The Department of Justice is disputing a Washington Times report claiming that Obama administration political appointees overruled career Civil Rights Division attorneys in dismissing a voter-intimidation lawsuit against members of the militant Black Panthers. In an editorial, the Times expressed dismay the story hadn’t been “front-page news.”
In a statement issued by Civil Rights Division spokesman Alejandro Miyar, the DOJ said:
Contrary to the report in the Washington Times, a career attorney in the Civil Rights Division made the final decision to dismiss charges against three of the defendants in this case following a thorough review that determined the facts and the law did not support pursuing the claims in this case
Miyar did not identify the career attorney, but it’s undoubtedly one of the DOJ lawyers listed on the motion to dismiss below (keep reading, scroll down).
The Black Panther incident at a Philadelphia polling station last Nov. 4 had become fodder for Fox News. View their report here:

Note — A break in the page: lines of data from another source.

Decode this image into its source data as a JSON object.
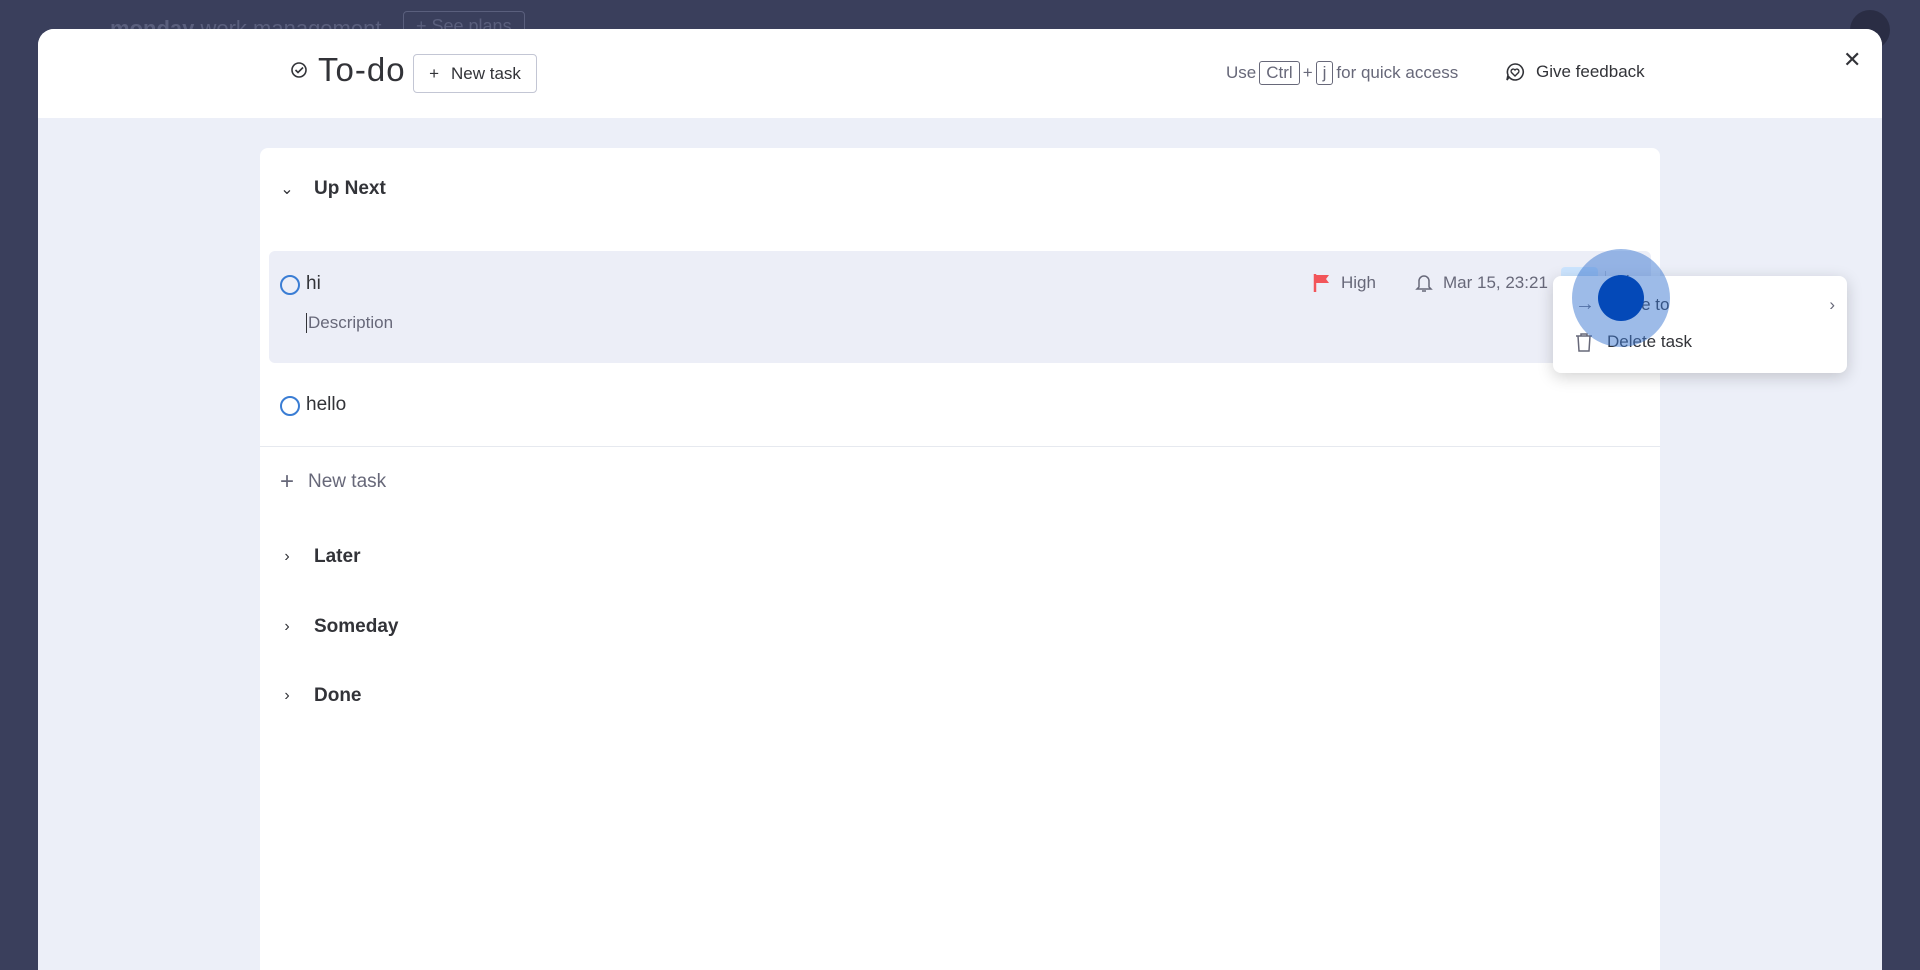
{
  "background": {
    "app_name": "monday",
    "app_suffix": " work management",
    "see_plans": "+ See plans"
  },
  "header": {
    "title": "To-do",
    "new_task": "New task",
    "quick_use": "Use",
    "quick_key1": "Ctrl",
    "quick_plus": "+",
    "quick_key2": "j",
    "quick_suffix": "for quick access",
    "feedback": "Give feedback"
  },
  "sections": {
    "up_next": "Up Next",
    "later": "Later",
    "someday": "Someday",
    "done": "Done"
  },
  "tasks": [
    {
      "name": "hi",
      "description_placeholder": "Description",
      "priority": "High",
      "reminder": "Mar 15, 23:21"
    },
    {
      "name": "hello"
    }
  ],
  "add_task": "New task",
  "menu": {
    "move_to": "Move to",
    "delete": "Delete task"
  },
  "colors": {
    "accent": "#0073ea",
    "priority_high": "#f2555a",
    "overlay": "#3a3f5c"
  }
}
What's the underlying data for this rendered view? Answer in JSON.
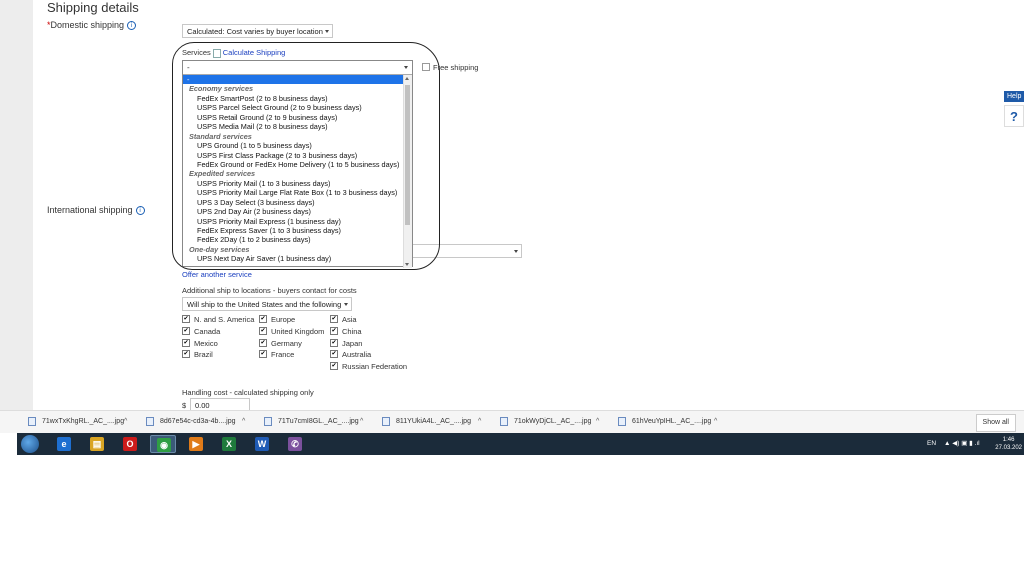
{
  "section": {
    "title": "Shipping details"
  },
  "domestic": {
    "required_mark": "*",
    "label": "Domestic shipping",
    "info_icon": "i",
    "cost_type": "Calculated: Cost varies by buyer location",
    "services_label": "Services",
    "calculate_link": "Calculate Shipping",
    "free_shipping_label": "Free shipping"
  },
  "service_dropdown": {
    "current": "-",
    "options": [
      {
        "kind": "sel",
        "text": "-"
      },
      {
        "kind": "group",
        "text": "Economy services"
      },
      {
        "kind": "item",
        "text": "FedEx SmartPost (2 to 8 business days)"
      },
      {
        "kind": "item",
        "text": "USPS Parcel Select Ground (2 to 9 business days)"
      },
      {
        "kind": "item",
        "text": "USPS Retail Ground (2 to 9 business days)"
      },
      {
        "kind": "item",
        "text": "USPS Media Mail (2 to 8 business days)"
      },
      {
        "kind": "group",
        "text": "Standard services"
      },
      {
        "kind": "item",
        "text": "UPS Ground (1 to 5 business days)"
      },
      {
        "kind": "item",
        "text": "USPS First Class Package (2 to 3 business days)"
      },
      {
        "kind": "item",
        "text": "FedEx Ground or FedEx Home Delivery (1 to 5 business days)"
      },
      {
        "kind": "group",
        "text": "Expedited services"
      },
      {
        "kind": "item",
        "text": "USPS Priority Mail (1 to 3 business days)"
      },
      {
        "kind": "item",
        "text": "USPS Priority Mail Large Flat Rate Box (1 to 3 business days)"
      },
      {
        "kind": "item",
        "text": "UPS 3 Day Select (3 business days)"
      },
      {
        "kind": "item",
        "text": "UPS 2nd Day Air (2 business days)"
      },
      {
        "kind": "item",
        "text": "USPS Priority Mail Express (1 business day)"
      },
      {
        "kind": "item",
        "text": "FedEx Express Saver (1 to 3 business days)"
      },
      {
        "kind": "item",
        "text": "FedEx 2Day (1 to 2 business days)"
      },
      {
        "kind": "group",
        "text": "One-day services"
      },
      {
        "kind": "item",
        "text": "UPS Next Day Air Saver (1 business day)"
      }
    ]
  },
  "international": {
    "label": "International shipping",
    "info_icon": "i",
    "offer_another": "Offer another service",
    "additional_label": "Additional ship to locations - buyers contact for costs",
    "ship_to_select": "Will ship to the United States and the following",
    "locations": [
      [
        {
          "label": "N. and S. America",
          "checked": true
        },
        {
          "label": "Canada",
          "checked": true
        },
        {
          "label": "Mexico",
          "checked": true
        },
        {
          "label": "Brazil",
          "checked": true
        }
      ],
      [
        {
          "label": "Europe",
          "checked": true
        },
        {
          "label": "United Kingdom",
          "checked": true
        },
        {
          "label": "Germany",
          "checked": true
        },
        {
          "label": "France",
          "checked": true
        }
      ],
      [
        {
          "label": "Asia",
          "checked": true
        },
        {
          "label": "China",
          "checked": true
        },
        {
          "label": "Japan",
          "checked": true
        },
        {
          "label": "Australia",
          "checked": true
        },
        {
          "label": "Russian Federation",
          "checked": true
        }
      ]
    ],
    "handling_label": "Handling cost - calculated shipping only",
    "currency": "$",
    "handling_value": "0.00"
  },
  "help": {
    "tab": "Help",
    "icon": "?"
  },
  "downloads": {
    "items": [
      "71wxTxKhgRL._AC_....jpg",
      "8d67e54c-cd3a-4b....jpg",
      "71Tu7cmI8GL._AC_....jpg",
      "811YUkiA4L._AC_....jpg",
      "71okWyDjCL._AC_....jpg",
      "61hVeuYpIHL._AC_....jpg"
    ],
    "show_all": "Show all"
  },
  "taskbar": {
    "apps": [
      {
        "name": "ie-icon",
        "glyph": "e",
        "color": "#1e6fd0"
      },
      {
        "name": "explorer-icon",
        "glyph": "▤",
        "color": "#d9a524"
      },
      {
        "name": "opera-icon",
        "glyph": "O",
        "color": "#cc1b1b"
      },
      {
        "name": "chrome-icon",
        "glyph": "◉",
        "color": "#2f9e44"
      },
      {
        "name": "media-player-icon",
        "glyph": "▶",
        "color": "#e07b19"
      },
      {
        "name": "excel-icon",
        "glyph": "X",
        "color": "#1e7a3c"
      },
      {
        "name": "word-icon",
        "glyph": "W",
        "color": "#1f5bb5"
      },
      {
        "name": "viber-icon",
        "glyph": "✆",
        "color": "#7b519d"
      }
    ],
    "language": "EN",
    "time": "1:46",
    "date": "27.03.202"
  }
}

The Justice Department had already effectively won the case when the defendants failed to contest it. The top Republican on the House Judiciary Committee, Rep. Lamar Smith of Texas, wrote a letter to the DOJ yesterday protesting the decision to drop the charges.
The DOJ complaint said Malik Zulu Shabazz, Minister King Samir Shabazz, and Jerry Jackson brandished weapons and used “coercion, threats and intimidation” to harass voters, both black and white, at a Philadelphia polling place last Nov. 4. The defendants wore “military-style uniforms” including black berets and combat boots, the complaint said.
Read the complaint here.
The complaint was signed by Grace Chung Becker, Acting Assistant Attorney General Civil Rights Division; Christopher Coates, chief of the Voting Section; J. Christian Adams, an attorney in the Voting Section. The names of then-Attorney General Michael Mukasey and Robert Popper, deputy chief of the Voting Section, were also on the complaint, though without their signatures.
A 2008 New York Times editorial criticized Becker during her confirmation hearings as having taken “stands that undermine civil rights.” She was never confirmed by the Senate.
Now, Loretta King is the Acting Assistant Attorney General for Civil Rights. On May 15, the DOJ moved to dismiss the charges against Jackson and Malik Zulu Shabazz without prejudice, but not against the third defendant, King Samir Shabazz. King’s name was on the motion to dismiss, along with Coates, Popper and Adams. Voting Section attorney Spencer R. Fisher was added.
DOJ spokesman Miyar told the Washington Times the department was “successful in obtaining an injunction that prohibits the defendant who brandished a weapon outside a Philadelphia polling place from doing so again. Claims were dismissed against the other defendants based on a careful assessment of the facts and the law.”
This story was updated from its original version to reflect the Department of Justice’s statement rebutting the Washington Times report.